The day I posted my painting to social media and titled it “Out of the Boat.” I neglected to share what inspired me to paint it. Last year, I felt a yearning to move to the farm, but I didn’t know if this desire was from God or myself, so we began praying last fall for confirmation. Around January, I noticed within sermons, devotions, emails etc. the story of Peter stepping out of the boat onto the water kept popping up. I dreamt this painting. I saw myself looking across the deep at the light of Jesus. As I painted, I stepped back and saw the monsters in the water. Through all of this, I knew God was telling me, He wanted me out of my comfort zone, but my farmhouse is the epitome of comfort.

Jay and I scheduled a tour of the best and closest Christian school, a thirty- minute drive from the farm. We told each other if we felt comfortable with the school, it was meant to be. We would move. We stood in the stained carpet hallway with the moldy vents when the bell rang. Hoards of dark-skinned giants (football players) flooded the hall along with all the light-skinned students who looked a bit rumpled and wearing their stiff pants. It was a far cry from the campus at our private school in Orlando, the picture of perfection. Waves

We toured the football field. Hoping to find our comfort zone. Christian is our football player and this school has one of the best football teams. Our guide rambled on about the school’s championship wins and the college coaches that attend their games. The field looked more junior high stacked next to ours. Under the bleachers weeds grew up between the weight equipment. Waves

We returned to the car. “Well, that was disappointing,” Jay said. I felt the same. I didn’t have my peace that we were supposed to move.

We drove back to the farm and I stared out the window down those country roads. Confederate flags flapped in the wind, and we passed several pick up trucks with the good ole Dixie hanging off the back or in the window. What am I doing? Moving my bi-racial family to a town like this? A town filled with good ole boys. Waves

            Black versus white…in all honesty, I’m uncomfortable in the cultural extremes. I’ve found my comfort spot in the warm, buttery brown, where cultures blend and bleed into each other easily.

I pray and pray for what’s best for my children and Peter keeps stepping out of the boat onto the rough seas over and over again. What are you telling me Lord? My father-in- law (Ompa) recently said, “At least Peter had the courage to get out of the boat.” That stuck. It takes courage to step out into the uncomfortable… the imperfect…the inconvenient.

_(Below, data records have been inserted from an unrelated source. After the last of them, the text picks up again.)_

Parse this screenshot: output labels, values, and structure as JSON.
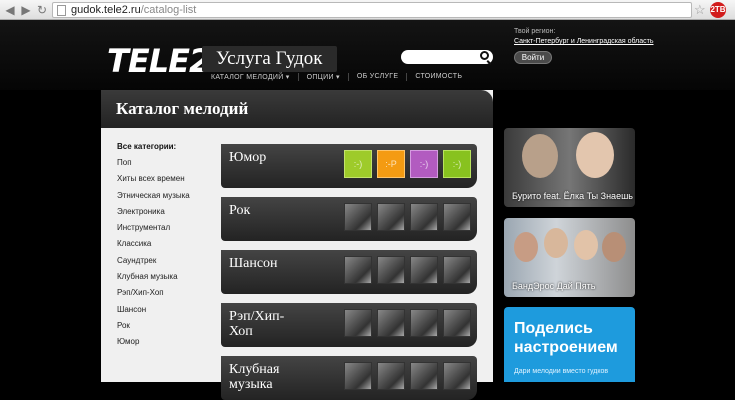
{
  "browser": {
    "url_host": "gudok.tele2.ru",
    "url_path": "/catalog-list",
    "ext_badge": "2TB"
  },
  "header": {
    "logo": "TELE2",
    "service_title": "Услуга Гудок",
    "search_placeholder": "",
    "menu": [
      "КАТАЛОГ МЕЛОДИЙ ▾",
      "ОПЦИИ ▾",
      "ОБ УСЛУГЕ",
      "СТОИМОСТЬ"
    ],
    "region_label": "Твой регион:",
    "region_value": "Санкт-Петербург и Ленинградская область",
    "login_label": "Войти"
  },
  "catalog": {
    "title": "Каталог мелодий",
    "categories_heading": "Все категории:",
    "categories": [
      "Поп",
      "Хиты всех времен",
      "Этническая музыка",
      "Электроника",
      "Инструментал",
      "Классика",
      "Саундтрек",
      "Клубная музыка",
      "Рэп/Хип-Хоп",
      "Шансон",
      "Рок",
      "Юмор"
    ],
    "genres": [
      {
        "label": "Юмор",
        "thumbs": [
          "lime",
          "orange",
          "purple",
          "green"
        ]
      },
      {
        "label": "Рок",
        "thumbs": [
          "gray",
          "gray",
          "gray",
          "gray"
        ]
      },
      {
        "label": "Шансон",
        "thumbs": [
          "gray",
          "gray",
          "gray",
          "gray"
        ]
      },
      {
        "label": "Рэп/Хип-Хоп",
        "thumbs": [
          "gray",
          "gray",
          "gray",
          "gray"
        ]
      },
      {
        "label": "Клубная музыка",
        "thumbs": [
          "gray",
          "gray",
          "gray",
          "gray"
        ]
      }
    ]
  },
  "promos": {
    "promo1_caption": "Бурито feat. Ёлка Ты Знаешь",
    "promo2_caption": "БандЭрос Дай Пять",
    "share_title": "Поделись настроением",
    "share_sub": "Дари мелодии вместо гудков"
  },
  "colors": {
    "accent_blue": "#1e9bdd",
    "header_bg": "#0d0d0d",
    "panel_bg": "#f0f0f0"
  }
}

I see Orlando through a different lens now.I drive around passing luxury vehicles and perfectly manicured shopping centers.The boy’s school has a sparkling new gymnasium complete with large screen tv’s. Tourist flood here to savor perfection, a place to get away from their own bitter waters for a bit. Orlando is beautiful and takes constant polishing to keep it that way. It is not real, not true to life…It is a facade. I have to ask myself, is God’s plan for His followers to be so comfortable when it is in the moments we are uncomfortable we feel more alive and closer to Him? We reflect back on those times as spiritual growth, a time when God showed up or we felt Him lean in close.

I’ve had to examine my heart, and go to the Word for my answer to prayer, rather than find it through my biased viewpoint and in my feelings. The Bible is called the living, breathing Word of God. It has all the answers. It speaks to us as individuals and in whatever situation we are in. It convicts, answers, and helps us to get know God on a more personal level. Although, there are other ways God speaks to us, we need to trust the Word to have the last Word in our lives. Peter is stepping on the waves. I am stepping on the waves. My boys will step on the waves.

Do you wonder how to find the answers in the Word of God? Stayed Tune to part 2. Next, how to Abide and Hear from the Lord through the Bible.